In March 2011, the High Court began a judicial review of the controversial Digital Economy Act (DEA). The review was ordered after the legislation, which was rushed through during the final hours of the previous Labour government, was met with complaints from two of the UK’s biggest Internet service providers, BT and TalkTalk. The pair question whether the Act was enforceable under current EU legislation.
In April the High Court’s Justice Kenneth Parker sided with the government and “upheld the principle of taking measures to tackle the unlawful downloading of music, films, books and other copyright material.”
In October, BT and TalkTalk were given permission to appeal, with Lord Justice Lewison stating that the ISPs should be allowed to argue that the Act “was enacted without following proper procedures and that it may breach the EU’s E-Commerce Directive, Privacy and Electronic Communications Directive, Data Protection Directive, Authorization Directive.”
As long as certain conditions are met, under EU law Internet service providers are not liable for the data carried over their networks, a situation known as the “mere conduit” defense. But today it’s being claimed that staff from both BT and TalkTalk gave advice to customers that they knew had intentions of breaching copyright.
According to a ThisIsMoney report, ‘mystery shoppers’ were asked to call ISPs asking questions about using file-sharing sites.
Perhaps conveniently considering developments due in court today, the allegations focus on advice given by BT and TalkTalk staff. However, based on the information given in the article, first impressions suggest that only one call is worthy of immediate attention and the rest seem potentially overblown.
During that call, made to BT, the ‘customer’ says they want to use Pirate Bay or isoHunt to download movies such as Harry Potter or Cars 2. The BT staff member allegedly noted that the films could be downloaded from those sites “in less time than it would take to watch the film”.
In another call to TalkTalk, the investigators claim that the customer services operator admits to using BitTorrent himself and says that The Pirate Bay would perform best with an ‘unlimited’ broadband package. But there are millions of items on The Pirate Bay, plenty of them legal, and the advice is good, piracy hasn’t been condoned and certainly no laws have been broken.

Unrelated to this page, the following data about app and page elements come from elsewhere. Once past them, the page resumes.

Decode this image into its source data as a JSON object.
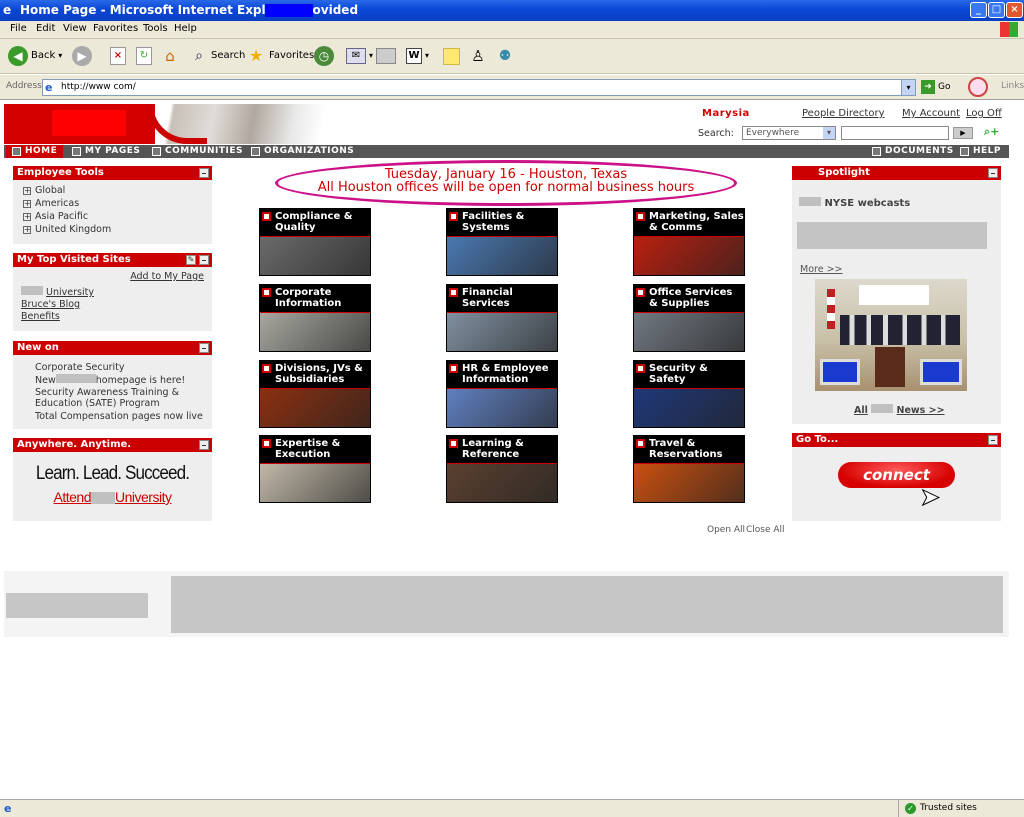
{
  "window": {
    "title": "Home Page - Microsoft Internet Explorer provided",
    "min": "_",
    "max": "□",
    "close": "×"
  },
  "menu": [
    "File",
    "Edit",
    "View",
    "Favorites",
    "Tools",
    "Help"
  ],
  "toolbar": {
    "back": "Back",
    "search": "Search",
    "favorites": "Favorites"
  },
  "address": {
    "label": "Address",
    "url": "http://www           com/",
    "go": "Go",
    "links": "Links"
  },
  "header": {
    "user": "Marysia",
    "people_directory": "People Directory",
    "my_account": "My Account",
    "log_off": "Log Off",
    "search_label": "Search:",
    "search_scope": "Everywhere"
  },
  "nav": {
    "home": "HOME",
    "my_pages": "MY PAGES",
    "communities": "COMMUNITIES",
    "organizations": "ORGANIZATIONS",
    "documents": "DOCUMENTS",
    "help": "HELP"
  },
  "announcement": {
    "line1": "Tuesday, January 16 - Houston, Texas",
    "line2": "All Houston offices will be open for normal business hours"
  },
  "employee_tools": {
    "title": "Employee Tools",
    "items": [
      "Global",
      "Americas",
      "Asia Pacific",
      "United Kingdom"
    ]
  },
  "top_sites": {
    "title": "My Top Visited Sites",
    "add": "Add to My Page",
    "items": [
      "University",
      "Bruce's Blog",
      "Benefits"
    ]
  },
  "new_on": {
    "title": "New on",
    "items": [
      "Corporate Security",
      "New",
      "homepage is here!",
      "Security Awareness Training &",
      "Education (SATE) Program",
      "Total Compensation pages now live"
    ]
  },
  "anywhere": {
    "title": "Anywhere. Anytime.",
    "slogan": "Learn. Lead. Succeed.",
    "attend": "Attend",
    "university": "University"
  },
  "tiles": [
    {
      "label": "Compliance & Quality",
      "color": "#6a6a6a"
    },
    {
      "label": "Facilities & Systems",
      "color": "#4a78b0"
    },
    {
      "label": "Marketing, Sales & Comms",
      "color": "#b82010"
    },
    {
      "label": "Corporate Information",
      "color": "#a8a8a0"
    },
    {
      "label": "Financial Services",
      "color": "#8090a0"
    },
    {
      "label": "Office Services & Supplies",
      "color": "#707880"
    },
    {
      "label": "Divisions, JVs & Subsidiaries",
      "color": "#8a3010"
    },
    {
      "label": "HR & Employee Information",
      "color": "#6080c0"
    },
    {
      "label": "Security & Safety",
      "color": "#203878"
    },
    {
      "label": "Expertise & Execution",
      "color": "#c0b8a8"
    },
    {
      "label": "Learning & Reference",
      "color": "#5a4030"
    },
    {
      "label": "Travel & Reservations",
      "color": "#c85010"
    }
  ],
  "open_all": "Open All",
  "close_all": "Close All",
  "spotlight": {
    "title": "Spotlight",
    "nyse": "NYSE webcasts",
    "more": "More >>",
    "all": "All",
    "news": "News >>"
  },
  "goto": {
    "title": "Go To...",
    "connect": "connect"
  },
  "status": {
    "zone": "Trusted sites"
  }
}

The report goes on to state that “a string of similar calls elicited no warnings about the potential illegality of such activity” and in every call “the use of such sites is mentioned clearly by the caller as a reason for signing up to a faster broadband package.”
While the initial item which references specific copyright works might be problematic, it is not up to an ISP to attempt to police customer activity or predict which content someone might access on The Pirate Bay. It is certainly not up to telesales operators to try and understand the intricacies of copyright law and then give impromptu advice in response to casual comments by ‘customers’.
Both BT and TalkTalk say that they only want customers to use the Internet for legal activities but Geoff Taylor, chief executive of the BPI who have been critical of the ISPs’ opposition to the Digital Economy Act, says what has happened is unacceptable.
“It is shocking if broadband providers have been boosting their revenues selling broadband to customers who make it clear they intend to break the law,” he said. “This is not the behavior we should expect from responsible companies.”
As highlighted earlier, the information provided in the report is not exactly detailed, so it will be interesting to read the full transcripts of the calls – we’ve asked for copies from the editor and we’ll report back should we received them.
Later today, appeal judges Lady Justice Arden, Lord Justice Richards and Lord Justice Patten will give their decision on the future of the Digital Economy Act and announce whether BT and TalkTalk have been successful.